Task instructions:
Examine each line in the records below for the word "true". Report how many lines contain it, and nothing else.

Website and app data records:
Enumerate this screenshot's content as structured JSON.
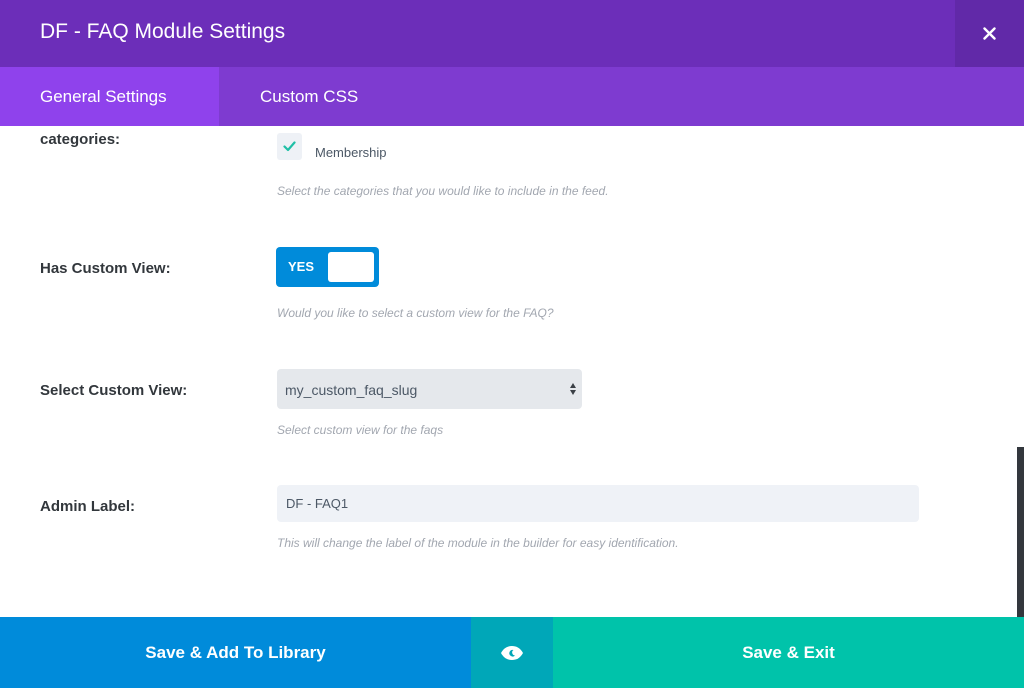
{
  "header": {
    "title": "DF - FAQ Module Settings",
    "close_icon": "close-icon"
  },
  "tabs": [
    {
      "label": "General Settings",
      "active": true
    },
    {
      "label": "Custom CSS",
      "active": false
    }
  ],
  "fields": {
    "categories": {
      "label": "categories:",
      "options": [
        {
          "label": "Membership",
          "checked": true
        }
      ],
      "description": "Select the categories that you would like to include in the feed."
    },
    "has_custom_view": {
      "label": "Has Custom View:",
      "toggle_text": "YES",
      "value": true,
      "description": "Would you like to select a custom view for the FAQ?"
    },
    "select_custom_view": {
      "label": "Select Custom View:",
      "value": "my_custom_faq_slug",
      "description": "Select custom view for the faqs"
    },
    "admin_label": {
      "label": "Admin Label:",
      "value": "DF - FAQ1",
      "description": "This will change the label of the module in the builder for easy identification."
    }
  },
  "footer": {
    "save_library_label": "Save & Add To Library",
    "preview_icon": "eye-icon",
    "save_exit_label": "Save & Exit"
  },
  "colors": {
    "header_bg": "#6c2eb9",
    "tab_bar_bg": "#7e3bd0",
    "active_tab_bg": "#8f42ec",
    "toggle_bg": "#008bda",
    "save_library_bg": "#008bda",
    "preview_bg": "#00a7b8",
    "save_exit_bg": "#00c3aa",
    "checkmark": "#1fbfa6"
  }
}
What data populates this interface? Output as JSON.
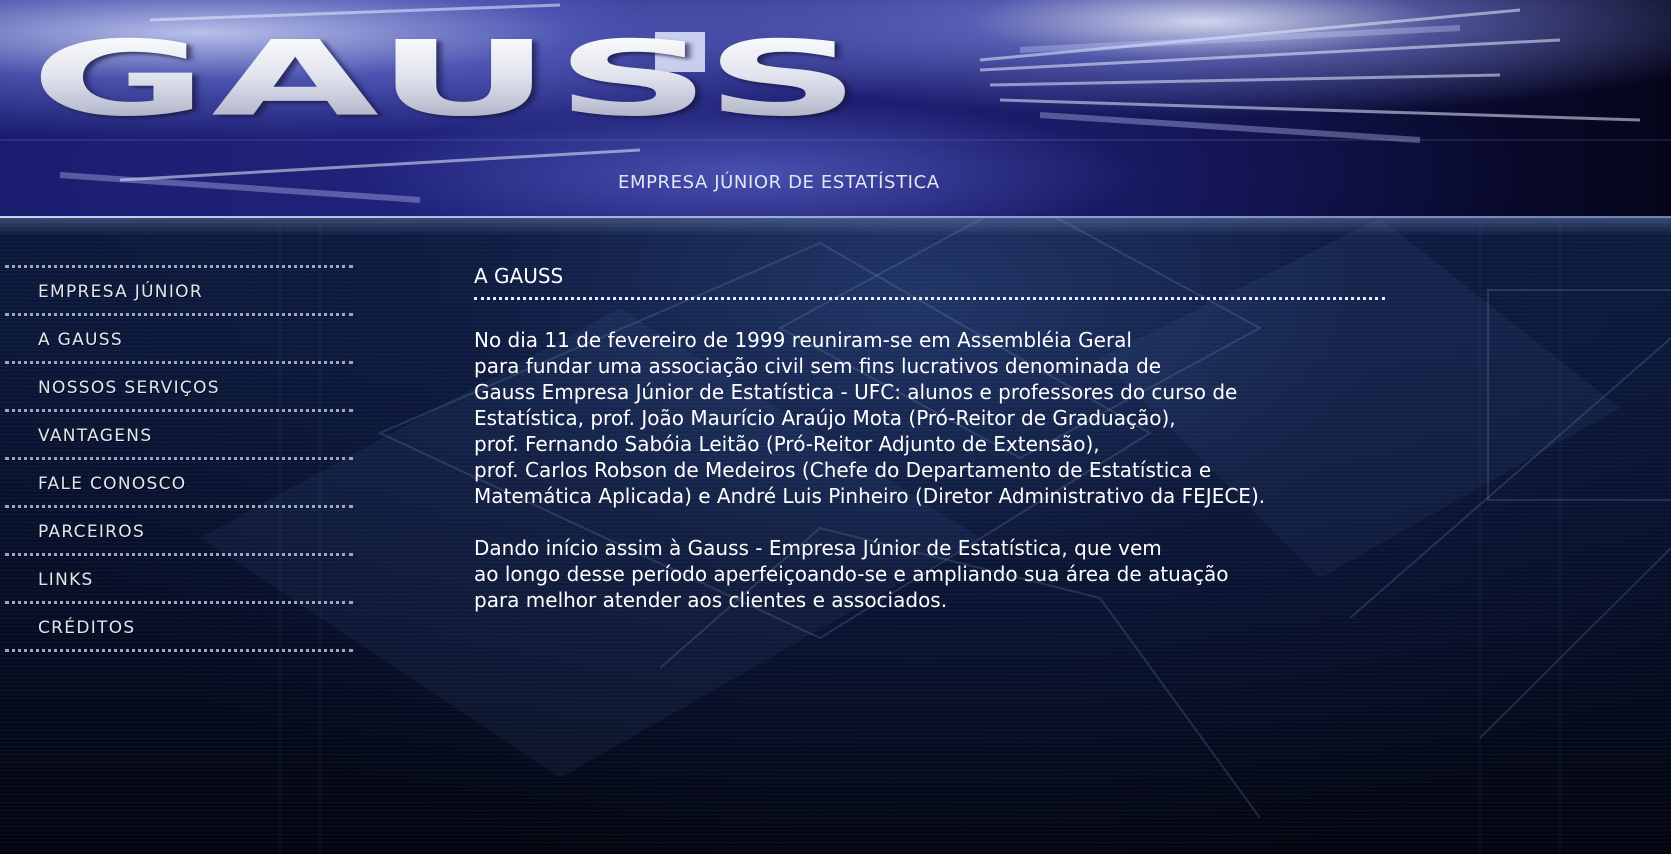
{
  "header": {
    "logo_text": "GAUSS",
    "subtitle": "EMPRESA JÚNIOR DE ESTATÍSTICA"
  },
  "sidebar": {
    "items": [
      {
        "label": "EMPRESA JÚNIOR"
      },
      {
        "label": "A GAUSS"
      },
      {
        "label": "NOSSOS SERVIÇOS"
      },
      {
        "label": "VANTAGENS"
      },
      {
        "label": "FALE CONOSCO"
      },
      {
        "label": "PARCEIROS"
      },
      {
        "label": "LINKS"
      },
      {
        "label": "CRÉDITOS"
      }
    ]
  },
  "main": {
    "title": "A GAUSS",
    "paragraphs": [
      "No dia 11 de fevereiro de 1999 reuniram-se em Assembléia Geral\npara fundar uma associação civil sem fins lucrativos denominada de\nGauss Empresa Júnior de Estatística - UFC: alunos e professores do curso de\nEstatística, prof. João Maurício Araújo Mota (Pró-Reitor de Graduação),\nprof. Fernando Sabóia Leitão (Pró-Reitor Adjunto de Extensão),\nprof. Carlos Robson de Medeiros (Chefe do Departamento de Estatística e\nMatemática Aplicada) e André Luis Pinheiro (Diretor Administrativo da FEJECE).",
      "Dando início assim à Gauss - Empresa Júnior de Estatística, que vem\nao longo desse período aperfeiçoando-se e ampliando sua área de atuação\npara melhor atender aos clientes e associados."
    ]
  },
  "colors": {
    "background": "#0b1736",
    "banner": "#23277e",
    "text": "#ffffff",
    "nav_text": "#e3e6ef"
  }
}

Answer space:
3